### WHAT YOU WILL DO
Each entry should be repeated exactly. Its pictures should not be.

START TASK DATA

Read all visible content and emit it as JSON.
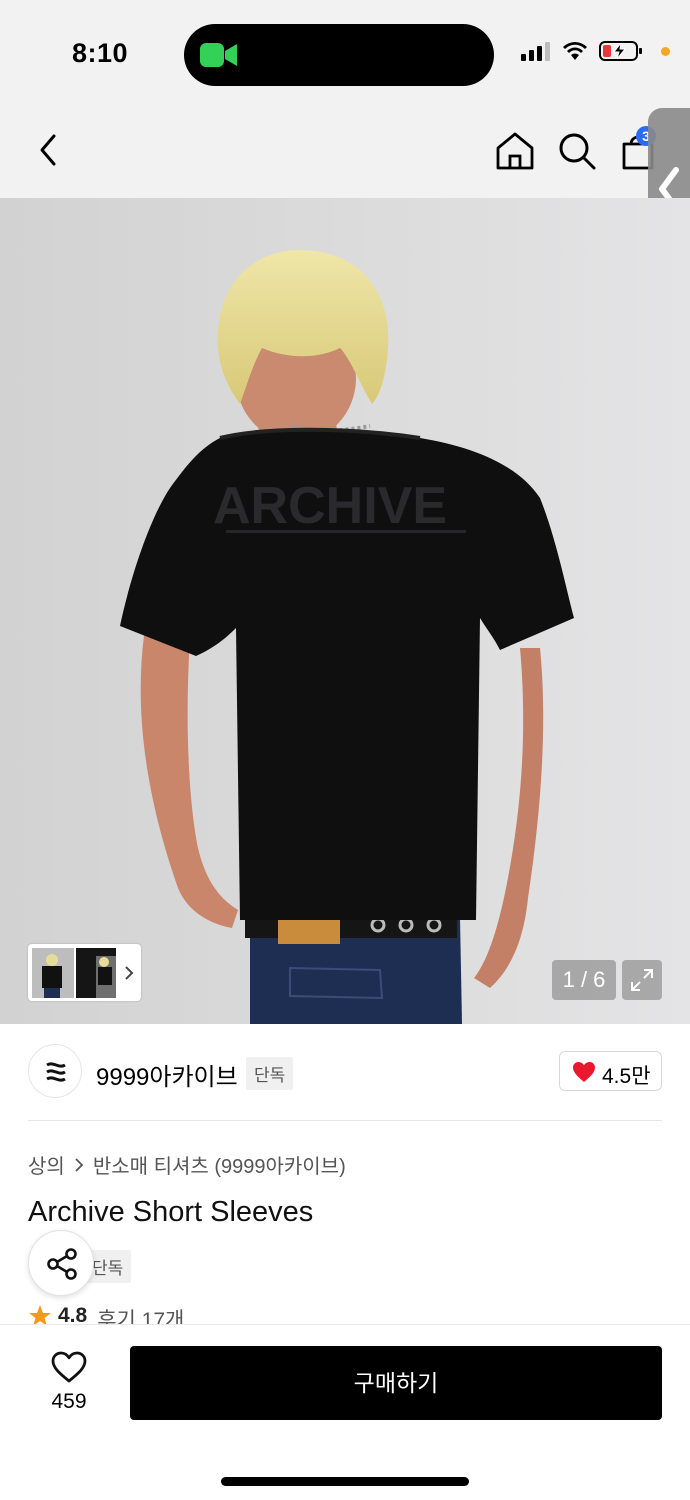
{
  "status_bar": {
    "time": "8:10"
  },
  "header": {
    "cart_count": "3"
  },
  "gallery": {
    "page_indicator": "1 / 6",
    "print_text": "ARCHIVE"
  },
  "brand": {
    "name": "9999아카이브",
    "tag": "단독",
    "likes": "4.5만"
  },
  "product": {
    "breadcrumb": [
      "상의",
      "반소매 티셔츠 (9999아카이브)"
    ],
    "title": "Archive Short Sleeves",
    "tag": "단독",
    "rating": "4.8",
    "review_label": "후기 17개"
  },
  "bottom_bar": {
    "wish_count": "459",
    "buy_label": "구매하기"
  },
  "colors": {
    "accent_like": "#e8192c",
    "cart_badge": "#2b6cf6",
    "star": "#f39a1c"
  }
}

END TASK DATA

### TASK ANSWER
Read all visible content and emit it as JSON.
{
  "status_bar": {
    "time": "8:10"
  },
  "header": {
    "cart_count": "3"
  },
  "gallery": {
    "page_indicator": "1 / 6",
    "print_text": "ARCHIVE"
  },
  "brand": {
    "name": "9999아카이브",
    "tag": "단독",
    "likes": "4.5만"
  },
  "product": {
    "breadcrumb": [
      "상의",
      "반소매 티셔츠 (9999아카이브)"
    ],
    "title": "Archive Short Sleeves",
    "tag": "단독",
    "rating": "4.8",
    "review_label": "후기 17개"
  },
  "bottom_bar": {
    "wish_count": "459",
    "buy_label": "구매하기"
  },
  "colors": {
    "accent_like": "#e8192c",
    "cart_badge": "#2b6cf6",
    "star": "#f39a1c"
  }
}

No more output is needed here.